* THE PROBLEM
Each line below that holds the word "screenshot" counts once; state the total number of such lines and nothing else.

[Start of section]

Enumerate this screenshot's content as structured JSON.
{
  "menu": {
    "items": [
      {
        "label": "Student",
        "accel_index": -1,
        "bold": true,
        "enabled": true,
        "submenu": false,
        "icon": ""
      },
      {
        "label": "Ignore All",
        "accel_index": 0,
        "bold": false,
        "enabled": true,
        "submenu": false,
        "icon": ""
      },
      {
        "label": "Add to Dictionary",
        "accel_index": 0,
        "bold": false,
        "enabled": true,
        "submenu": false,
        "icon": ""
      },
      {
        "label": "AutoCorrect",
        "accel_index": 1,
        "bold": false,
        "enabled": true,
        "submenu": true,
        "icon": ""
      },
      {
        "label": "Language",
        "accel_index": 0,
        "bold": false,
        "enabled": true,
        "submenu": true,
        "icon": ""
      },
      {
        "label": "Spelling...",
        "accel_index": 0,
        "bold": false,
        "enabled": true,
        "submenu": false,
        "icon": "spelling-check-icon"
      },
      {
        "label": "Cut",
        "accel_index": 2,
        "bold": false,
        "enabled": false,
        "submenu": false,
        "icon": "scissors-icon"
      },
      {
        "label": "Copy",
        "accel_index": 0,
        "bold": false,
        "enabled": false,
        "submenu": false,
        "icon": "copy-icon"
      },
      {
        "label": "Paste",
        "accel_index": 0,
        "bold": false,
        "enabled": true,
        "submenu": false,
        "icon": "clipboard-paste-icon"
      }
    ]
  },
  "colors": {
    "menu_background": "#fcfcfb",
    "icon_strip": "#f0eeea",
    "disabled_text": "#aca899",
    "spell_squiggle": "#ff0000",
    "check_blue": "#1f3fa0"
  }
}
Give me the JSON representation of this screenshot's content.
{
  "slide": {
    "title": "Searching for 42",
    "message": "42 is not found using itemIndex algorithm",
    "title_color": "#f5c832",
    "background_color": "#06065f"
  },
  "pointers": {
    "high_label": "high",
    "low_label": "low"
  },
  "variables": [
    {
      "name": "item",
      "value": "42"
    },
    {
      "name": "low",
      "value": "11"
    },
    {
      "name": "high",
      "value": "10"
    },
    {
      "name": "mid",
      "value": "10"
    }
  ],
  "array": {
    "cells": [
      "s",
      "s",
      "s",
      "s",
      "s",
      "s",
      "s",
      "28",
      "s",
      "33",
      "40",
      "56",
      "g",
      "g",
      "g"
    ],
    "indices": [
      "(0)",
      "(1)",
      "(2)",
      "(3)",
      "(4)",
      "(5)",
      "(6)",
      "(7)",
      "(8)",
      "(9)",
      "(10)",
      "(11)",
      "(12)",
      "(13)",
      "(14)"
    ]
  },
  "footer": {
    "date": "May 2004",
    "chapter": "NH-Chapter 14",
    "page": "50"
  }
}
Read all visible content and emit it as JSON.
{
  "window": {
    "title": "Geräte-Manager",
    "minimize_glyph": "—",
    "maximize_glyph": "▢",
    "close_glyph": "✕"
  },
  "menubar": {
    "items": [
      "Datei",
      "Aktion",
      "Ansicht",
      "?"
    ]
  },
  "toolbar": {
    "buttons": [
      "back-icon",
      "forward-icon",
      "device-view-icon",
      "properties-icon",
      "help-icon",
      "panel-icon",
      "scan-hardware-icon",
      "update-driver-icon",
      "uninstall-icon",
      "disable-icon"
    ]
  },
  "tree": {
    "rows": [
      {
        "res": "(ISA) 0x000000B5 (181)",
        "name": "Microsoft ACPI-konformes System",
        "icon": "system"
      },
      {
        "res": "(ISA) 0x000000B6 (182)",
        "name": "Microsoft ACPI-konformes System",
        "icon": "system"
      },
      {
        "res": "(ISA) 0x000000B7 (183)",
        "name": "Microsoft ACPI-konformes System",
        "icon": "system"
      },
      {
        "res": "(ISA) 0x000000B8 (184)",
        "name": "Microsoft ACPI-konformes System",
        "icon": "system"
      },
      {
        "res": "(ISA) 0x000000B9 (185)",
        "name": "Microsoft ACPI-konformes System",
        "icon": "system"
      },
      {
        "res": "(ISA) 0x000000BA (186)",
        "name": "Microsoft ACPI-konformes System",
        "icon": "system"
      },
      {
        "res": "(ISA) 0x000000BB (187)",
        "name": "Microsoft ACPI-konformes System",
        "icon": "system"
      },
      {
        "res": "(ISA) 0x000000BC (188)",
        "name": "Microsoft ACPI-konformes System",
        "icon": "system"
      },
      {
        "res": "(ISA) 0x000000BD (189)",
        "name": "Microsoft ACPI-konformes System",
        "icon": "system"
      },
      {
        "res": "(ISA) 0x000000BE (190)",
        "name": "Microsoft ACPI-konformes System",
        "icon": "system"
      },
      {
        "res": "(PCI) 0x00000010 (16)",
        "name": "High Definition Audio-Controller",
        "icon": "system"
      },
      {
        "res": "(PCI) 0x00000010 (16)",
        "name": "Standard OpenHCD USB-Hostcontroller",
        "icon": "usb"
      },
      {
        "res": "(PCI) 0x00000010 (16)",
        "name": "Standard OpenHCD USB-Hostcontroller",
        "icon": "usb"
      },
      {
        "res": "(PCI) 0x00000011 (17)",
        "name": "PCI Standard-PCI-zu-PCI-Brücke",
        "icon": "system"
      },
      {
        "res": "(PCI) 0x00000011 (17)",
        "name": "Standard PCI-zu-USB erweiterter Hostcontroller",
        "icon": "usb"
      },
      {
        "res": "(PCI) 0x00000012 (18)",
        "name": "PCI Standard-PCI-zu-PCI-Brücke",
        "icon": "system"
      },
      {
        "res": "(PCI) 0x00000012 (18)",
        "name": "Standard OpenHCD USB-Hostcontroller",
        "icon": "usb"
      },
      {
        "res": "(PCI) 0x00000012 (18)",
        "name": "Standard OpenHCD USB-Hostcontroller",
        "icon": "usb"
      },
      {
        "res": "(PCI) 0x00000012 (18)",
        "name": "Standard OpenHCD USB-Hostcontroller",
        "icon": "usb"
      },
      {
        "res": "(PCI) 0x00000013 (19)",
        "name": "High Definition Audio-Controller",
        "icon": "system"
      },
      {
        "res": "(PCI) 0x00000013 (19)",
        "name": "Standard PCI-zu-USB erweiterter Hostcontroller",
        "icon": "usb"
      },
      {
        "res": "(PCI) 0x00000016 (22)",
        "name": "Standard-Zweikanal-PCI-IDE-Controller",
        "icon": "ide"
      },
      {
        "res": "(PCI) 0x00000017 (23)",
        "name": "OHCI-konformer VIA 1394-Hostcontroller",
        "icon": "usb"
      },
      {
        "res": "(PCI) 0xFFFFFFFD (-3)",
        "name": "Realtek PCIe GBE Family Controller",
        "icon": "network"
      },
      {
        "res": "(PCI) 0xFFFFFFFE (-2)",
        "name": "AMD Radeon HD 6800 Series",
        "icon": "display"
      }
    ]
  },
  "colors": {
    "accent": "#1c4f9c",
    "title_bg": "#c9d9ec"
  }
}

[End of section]
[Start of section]

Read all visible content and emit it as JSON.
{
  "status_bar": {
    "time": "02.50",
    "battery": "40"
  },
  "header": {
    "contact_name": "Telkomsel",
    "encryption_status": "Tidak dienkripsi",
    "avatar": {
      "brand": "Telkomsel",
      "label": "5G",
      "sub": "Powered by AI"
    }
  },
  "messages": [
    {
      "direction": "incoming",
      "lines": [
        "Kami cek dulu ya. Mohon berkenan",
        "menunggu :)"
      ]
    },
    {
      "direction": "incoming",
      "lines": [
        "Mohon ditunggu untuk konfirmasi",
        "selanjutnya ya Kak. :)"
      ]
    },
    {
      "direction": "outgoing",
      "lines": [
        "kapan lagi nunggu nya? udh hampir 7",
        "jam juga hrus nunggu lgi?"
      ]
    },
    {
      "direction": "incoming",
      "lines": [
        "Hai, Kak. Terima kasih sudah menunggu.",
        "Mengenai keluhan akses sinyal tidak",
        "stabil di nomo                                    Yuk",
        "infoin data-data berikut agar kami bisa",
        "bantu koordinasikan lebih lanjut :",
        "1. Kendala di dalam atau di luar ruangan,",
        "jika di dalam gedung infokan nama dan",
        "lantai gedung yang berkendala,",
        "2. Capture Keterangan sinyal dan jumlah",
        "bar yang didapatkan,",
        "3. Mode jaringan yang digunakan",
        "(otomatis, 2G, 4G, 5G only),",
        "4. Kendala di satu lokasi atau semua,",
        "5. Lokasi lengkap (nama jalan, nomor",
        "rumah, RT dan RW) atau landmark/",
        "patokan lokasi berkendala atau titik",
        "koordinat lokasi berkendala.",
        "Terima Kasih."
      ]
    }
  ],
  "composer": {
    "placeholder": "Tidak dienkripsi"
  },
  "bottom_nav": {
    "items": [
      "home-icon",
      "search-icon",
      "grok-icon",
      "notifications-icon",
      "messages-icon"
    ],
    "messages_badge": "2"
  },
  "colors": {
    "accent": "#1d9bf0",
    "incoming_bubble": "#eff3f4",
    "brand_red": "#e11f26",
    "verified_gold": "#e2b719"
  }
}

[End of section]

* TASK SOLUTION
2